The USA and Israel are the largest kosher markets followed by France, Canada. There are many other areas of Europe also looking for products with kosher certification specifically in Germany, Holland, Belgium, UK and Italy where there are numerous kosher distributors stocking supermarkets and kosher stores.
To sell into the general market in Israel your products need to be kosher certified. You can only sell your products in the majority of supermarkets if they are kosher certified and the majority of restaurants are kosher too.
Veganism is the fastest growing trend in Israel at the moment with more and more Health food shops and vegan restaurants opening up. There are many KLBD certified products on sale there like, The Bridge, Ryvita, Dorset Cereals and Weetabix. Not all kosher certification agencies are respected around the world but KLBD has always been accepted and we have an ongoing relationship with the kosher decision-makers in Israel where the main kosher body, The Rabanut, accepts KLBD without question.
Once you have finalised your kosher certification you need to start promoting your products into the kosher market worldwide.
Ideally we advise brand owners to certify their entire brand. Then that brand becomes synonymous with kosher and there is no doubt in the mind of the consumer that the products can be eaten although this is often not possible. We also try to co-ordinate with a company before they finalise ingredients and design and build a factory to make sure it will be compliant.
The KLBD logo should be put on all kosher products, this is sometimes too expensive for small companies to do straight away as changes to packs can cost thousands of pounds so we suggest that they inkjet the logo next to the use by date for simplicity.
KLBD help promote their certified companies to make sure they make the most of their kosher certification.
One to one meeting to discuss how to make the most of the kosher market
• Promotion on our active Facebook group (with over 9000 members)
• KLBD Roadshow taking certified products to the UK’s Jewish community with around 10 events a year
• Inclusion on our kosher search app: isitkosher.uk, The App is free to download and works off line.
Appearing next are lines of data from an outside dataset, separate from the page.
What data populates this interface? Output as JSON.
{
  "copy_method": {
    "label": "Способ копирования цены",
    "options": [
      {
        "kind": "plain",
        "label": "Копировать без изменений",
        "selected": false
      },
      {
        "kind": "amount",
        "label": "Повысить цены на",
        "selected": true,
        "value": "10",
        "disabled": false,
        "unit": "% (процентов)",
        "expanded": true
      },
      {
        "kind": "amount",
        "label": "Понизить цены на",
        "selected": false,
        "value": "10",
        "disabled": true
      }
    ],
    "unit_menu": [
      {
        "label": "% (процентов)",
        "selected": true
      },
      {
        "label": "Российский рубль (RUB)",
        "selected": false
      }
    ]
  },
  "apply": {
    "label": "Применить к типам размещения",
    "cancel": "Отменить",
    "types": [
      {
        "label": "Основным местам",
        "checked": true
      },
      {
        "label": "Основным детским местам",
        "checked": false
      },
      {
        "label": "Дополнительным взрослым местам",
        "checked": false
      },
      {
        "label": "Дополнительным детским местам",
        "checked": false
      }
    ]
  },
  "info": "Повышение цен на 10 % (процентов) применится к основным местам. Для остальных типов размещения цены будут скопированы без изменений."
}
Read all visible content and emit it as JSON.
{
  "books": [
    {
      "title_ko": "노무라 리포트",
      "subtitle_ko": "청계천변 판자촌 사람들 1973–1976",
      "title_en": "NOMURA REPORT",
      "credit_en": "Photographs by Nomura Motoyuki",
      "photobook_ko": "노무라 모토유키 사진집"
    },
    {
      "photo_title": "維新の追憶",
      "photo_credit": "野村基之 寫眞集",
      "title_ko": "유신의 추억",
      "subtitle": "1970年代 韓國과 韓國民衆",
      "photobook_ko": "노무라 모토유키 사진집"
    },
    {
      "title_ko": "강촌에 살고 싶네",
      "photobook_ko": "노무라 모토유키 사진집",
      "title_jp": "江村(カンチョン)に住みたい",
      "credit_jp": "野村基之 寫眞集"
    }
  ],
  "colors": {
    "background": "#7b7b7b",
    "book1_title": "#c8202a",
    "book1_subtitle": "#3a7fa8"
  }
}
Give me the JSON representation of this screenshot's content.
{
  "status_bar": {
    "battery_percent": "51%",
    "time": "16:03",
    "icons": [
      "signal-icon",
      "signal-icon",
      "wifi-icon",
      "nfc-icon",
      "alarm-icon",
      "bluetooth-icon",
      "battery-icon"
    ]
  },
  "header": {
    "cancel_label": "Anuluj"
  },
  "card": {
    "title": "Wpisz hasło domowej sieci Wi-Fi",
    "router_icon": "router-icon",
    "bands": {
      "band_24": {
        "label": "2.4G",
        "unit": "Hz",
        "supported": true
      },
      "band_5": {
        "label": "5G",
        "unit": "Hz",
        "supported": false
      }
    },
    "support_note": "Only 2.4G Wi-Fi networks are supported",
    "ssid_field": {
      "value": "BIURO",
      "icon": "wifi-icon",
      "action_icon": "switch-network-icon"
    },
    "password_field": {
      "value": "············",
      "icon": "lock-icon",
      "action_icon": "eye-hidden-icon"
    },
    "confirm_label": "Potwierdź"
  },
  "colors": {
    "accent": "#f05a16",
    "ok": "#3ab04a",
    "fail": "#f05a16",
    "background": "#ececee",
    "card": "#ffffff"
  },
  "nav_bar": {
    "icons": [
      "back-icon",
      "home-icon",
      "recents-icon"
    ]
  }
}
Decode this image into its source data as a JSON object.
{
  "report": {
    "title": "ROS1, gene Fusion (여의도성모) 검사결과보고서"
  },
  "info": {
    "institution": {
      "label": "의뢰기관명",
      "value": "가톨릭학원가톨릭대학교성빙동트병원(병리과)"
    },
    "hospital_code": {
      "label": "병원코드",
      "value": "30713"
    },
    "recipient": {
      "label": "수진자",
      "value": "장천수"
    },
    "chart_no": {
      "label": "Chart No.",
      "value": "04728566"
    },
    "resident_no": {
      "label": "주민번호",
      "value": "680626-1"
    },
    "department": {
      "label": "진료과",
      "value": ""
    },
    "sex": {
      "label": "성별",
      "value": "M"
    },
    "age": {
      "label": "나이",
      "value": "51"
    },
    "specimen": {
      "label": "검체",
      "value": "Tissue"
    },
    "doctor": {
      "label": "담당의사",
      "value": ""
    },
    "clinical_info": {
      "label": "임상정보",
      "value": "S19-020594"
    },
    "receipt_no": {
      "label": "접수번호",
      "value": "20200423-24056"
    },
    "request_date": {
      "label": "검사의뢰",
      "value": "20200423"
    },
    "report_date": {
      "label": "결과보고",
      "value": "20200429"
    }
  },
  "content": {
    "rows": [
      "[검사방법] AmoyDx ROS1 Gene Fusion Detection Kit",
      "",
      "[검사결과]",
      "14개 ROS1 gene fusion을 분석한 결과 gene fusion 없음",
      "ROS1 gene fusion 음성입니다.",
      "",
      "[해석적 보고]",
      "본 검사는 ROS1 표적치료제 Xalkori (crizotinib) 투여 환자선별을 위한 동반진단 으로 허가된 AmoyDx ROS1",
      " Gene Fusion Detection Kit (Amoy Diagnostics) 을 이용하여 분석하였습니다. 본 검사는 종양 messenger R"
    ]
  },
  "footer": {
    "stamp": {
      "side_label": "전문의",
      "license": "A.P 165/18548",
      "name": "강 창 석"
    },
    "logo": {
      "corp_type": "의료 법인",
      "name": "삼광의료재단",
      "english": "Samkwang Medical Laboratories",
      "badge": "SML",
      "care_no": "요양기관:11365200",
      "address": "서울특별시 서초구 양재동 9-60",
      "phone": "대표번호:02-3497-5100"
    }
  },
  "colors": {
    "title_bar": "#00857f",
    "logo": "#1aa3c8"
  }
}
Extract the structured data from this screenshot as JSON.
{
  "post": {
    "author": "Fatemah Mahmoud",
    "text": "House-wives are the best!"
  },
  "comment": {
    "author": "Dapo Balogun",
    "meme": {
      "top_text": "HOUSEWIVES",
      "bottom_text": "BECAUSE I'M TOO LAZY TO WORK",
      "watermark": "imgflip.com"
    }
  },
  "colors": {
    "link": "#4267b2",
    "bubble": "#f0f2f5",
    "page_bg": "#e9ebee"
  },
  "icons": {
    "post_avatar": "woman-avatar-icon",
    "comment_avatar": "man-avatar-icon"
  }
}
Jews as well as kosher tourists come the UK with the App and local Muslims use it too.
• Promotional article on our website, giving companies the opportunity to write about their company.
• One off Special feature in our monthly Worldwide Distributors newsletter and inclusion thereafter, getting product details on the desk of distributors around the world who are looking for new products.
• Supply a list of UK kosher distributors, shops, and caterers.
• Exhibit products at Kosherfest in New Jersey USA, world’s largest kosher trade exhibition getting them in front of kosher buyers and distributors from around the world.
• Generally, no additional fee for adding new products to your kosher certificate Some services only available once products on sale in the UK
Leading image: Cavan-Images/Shutterstock.com